__Task prompt__. Report every line of the records that includes the word "Entregado".

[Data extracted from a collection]
-=-=-
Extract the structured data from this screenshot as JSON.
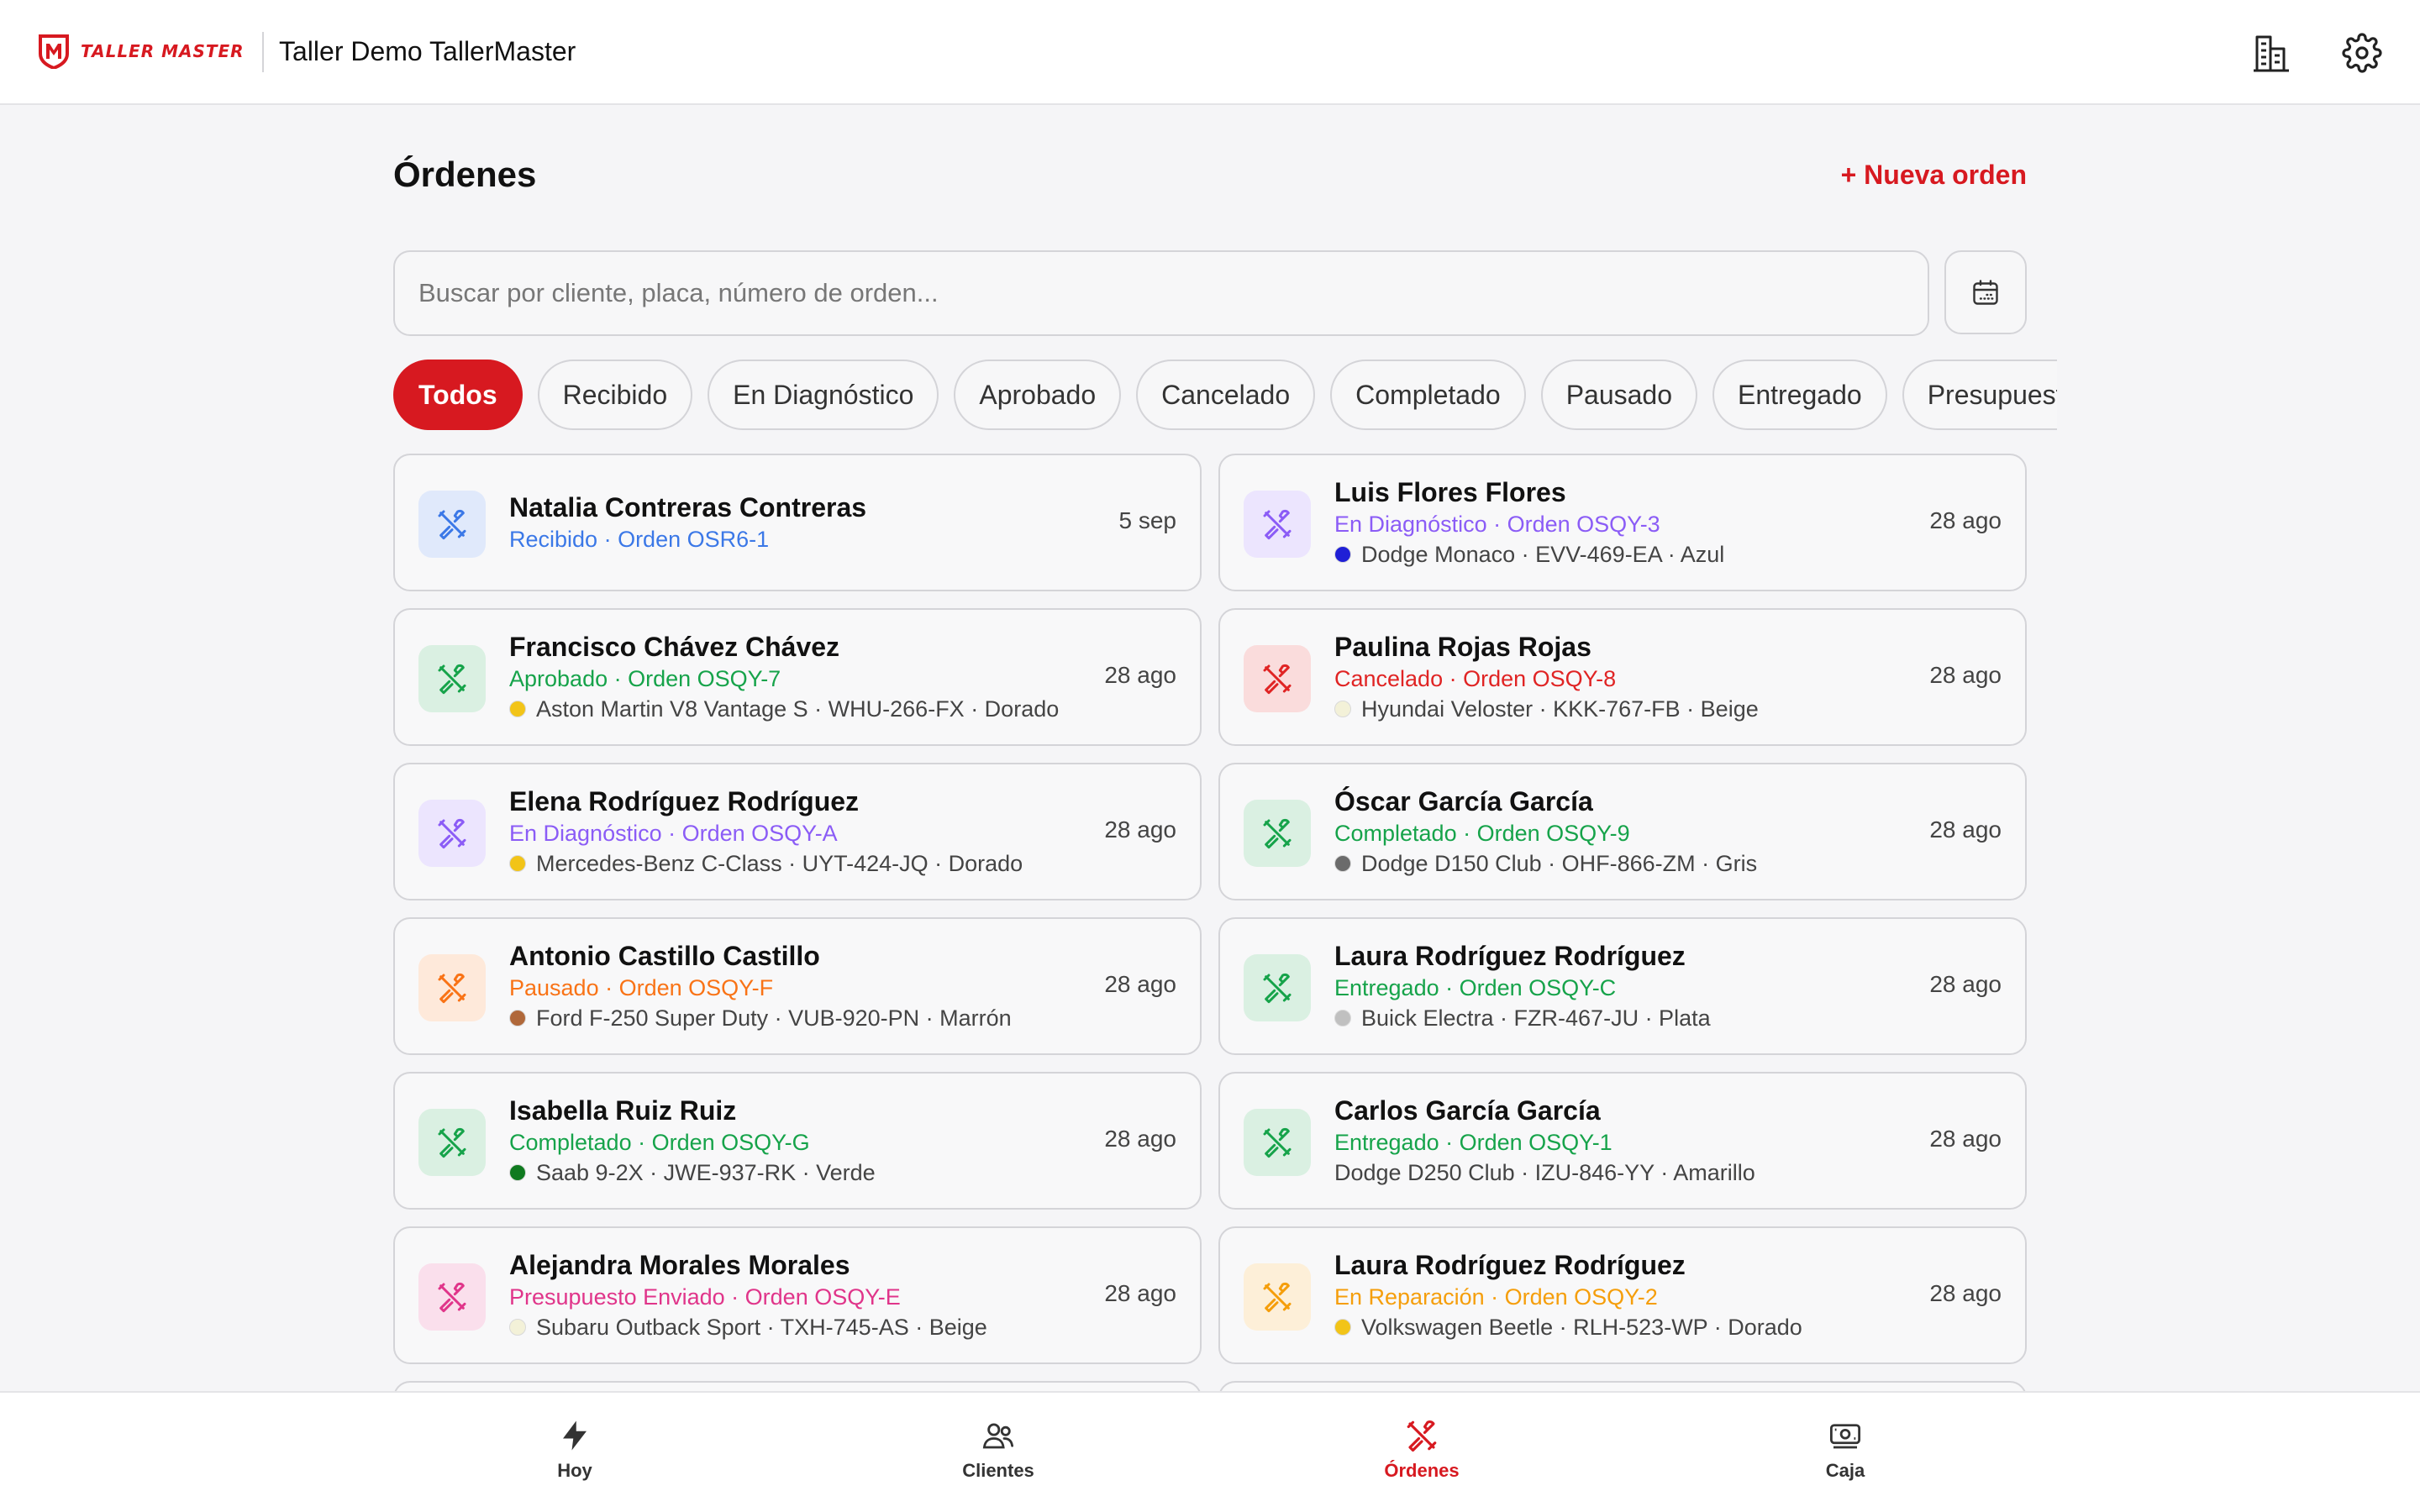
{
  "header": {
    "logo_text": "TALLER MASTER",
    "shop_name": "Taller Demo TallerMaster",
    "icons": [
      "building-icon",
      "gear-icon"
    ]
  },
  "page": {
    "title": "Órdenes",
    "new_order_label": "+ Nueva orden",
    "search_placeholder": "Buscar por cliente, placa, número de orden..."
  },
  "filters": [
    "Todos",
    "Recibido",
    "En Diagnóstico",
    "Aprobado",
    "Cancelado",
    "Completado",
    "Pausado",
    "Entregado",
    "Presupuesto Enviado"
  ],
  "active_filter": "Todos",
  "status_colors": {
    "Recibido": "#3b78e7",
    "En Diagnóstico": "#8b5cf6",
    "Aprobado": "#16a34a",
    "Cancelado": "#e02424",
    "Completado": "#16a34a",
    "Pausado": "#f97316",
    "Entregado": "#16a34a",
    "Presupuesto Enviado": "#e0358a",
    "En Reparación": "#f59e0b"
  },
  "orders": [
    {
      "client": "Natalia Contreras Contreras",
      "status": "Recibido",
      "order": "Orden OSR6-1",
      "vehicle": "",
      "color_hex": "",
      "date": "5 sep"
    },
    {
      "client": "Luis Flores Flores",
      "status": "En Diagnóstico",
      "order": "Orden OSQY-3",
      "vehicle": "Dodge Monaco · EVV-469-EA · Azul",
      "color_hex": "#1f1fd6",
      "date": "28 ago"
    },
    {
      "client": "Francisco Chávez Chávez",
      "status": "Aprobado",
      "order": "Orden OSQY-7",
      "vehicle": "Aston Martin V8 Vantage S · WHU-266-FX · Dorado",
      "color_hex": "#f2c418",
      "date": "28 ago"
    },
    {
      "client": "Paulina Rojas Rojas",
      "status": "Cancelado",
      "order": "Orden OSQY-8",
      "vehicle": "Hyundai Veloster · KKK-767-FB · Beige",
      "color_hex": "#f3f1d8",
      "date": "28 ago"
    },
    {
      "client": "Elena Rodríguez Rodríguez",
      "status": "En Diagnóstico",
      "order": "Orden OSQY-A",
      "vehicle": "Mercedes-Benz C-Class · UYT-424-JQ · Dorado",
      "color_hex": "#f2c418",
      "date": "28 ago"
    },
    {
      "client": "Óscar García García",
      "status": "Completado",
      "order": "Orden OSQY-9",
      "vehicle": "Dodge D150 Club · OHF-866-ZM · Gris",
      "color_hex": "#6b6b6b",
      "date": "28 ago"
    },
    {
      "client": "Antonio Castillo Castillo",
      "status": "Pausado",
      "order": "Orden OSQY-F",
      "vehicle": "Ford F-250 Super Duty · VUB-920-PN · Marrón",
      "color_hex": "#b0683a",
      "date": "28 ago"
    },
    {
      "client": "Laura Rodríguez Rodríguez",
      "status": "Entregado",
      "order": "Orden OSQY-C",
      "vehicle": "Buick Electra · FZR-467-JU · Plata",
      "color_hex": "#c0c0c0",
      "date": "28 ago"
    },
    {
      "client": "Isabella Ruiz Ruiz",
      "status": "Completado",
      "order": "Orden OSQY-G",
      "vehicle": "Saab 9-2X · JWE-937-RK · Verde",
      "color_hex": "#0f7a1f",
      "date": "28 ago"
    },
    {
      "client": "Carlos García García",
      "status": "Entregado",
      "order": "Orden OSQY-1",
      "vehicle": "Dodge D250 Club · IZU-846-YY · Amarillo",
      "color_hex": "",
      "date": "28 ago"
    },
    {
      "client": "Alejandra Morales Morales",
      "status": "Presupuesto Enviado",
      "order": "Orden OSQY-E",
      "vehicle": "Subaru Outback Sport · TXH-745-AS · Beige",
      "color_hex": "#f3f1d8",
      "date": "28 ago"
    },
    {
      "client": "Laura Rodríguez Rodríguez",
      "status": "En Reparación",
      "order": "Orden OSQY-2",
      "vehicle": "Volkswagen Beetle · RLH-523-WP · Dorado",
      "color_hex": "#f2c418",
      "date": "28 ago"
    }
  ],
  "bottom_nav": [
    {
      "label": "Hoy",
      "icon": "lightning-icon"
    },
    {
      "label": "Clientes",
      "icon": "users-icon"
    },
    {
      "label": "Órdenes",
      "icon": "tools-icon"
    },
    {
      "label": "Caja",
      "icon": "cash-icon"
    }
  ],
  "active_nav": "Órdenes",
  "accent_color": "#d71920"
}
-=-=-
__Output of the task__.
    "Entregado",
    "Entregado": "#16a34a",
      "status": "Entregado",
      "status": "Entregado",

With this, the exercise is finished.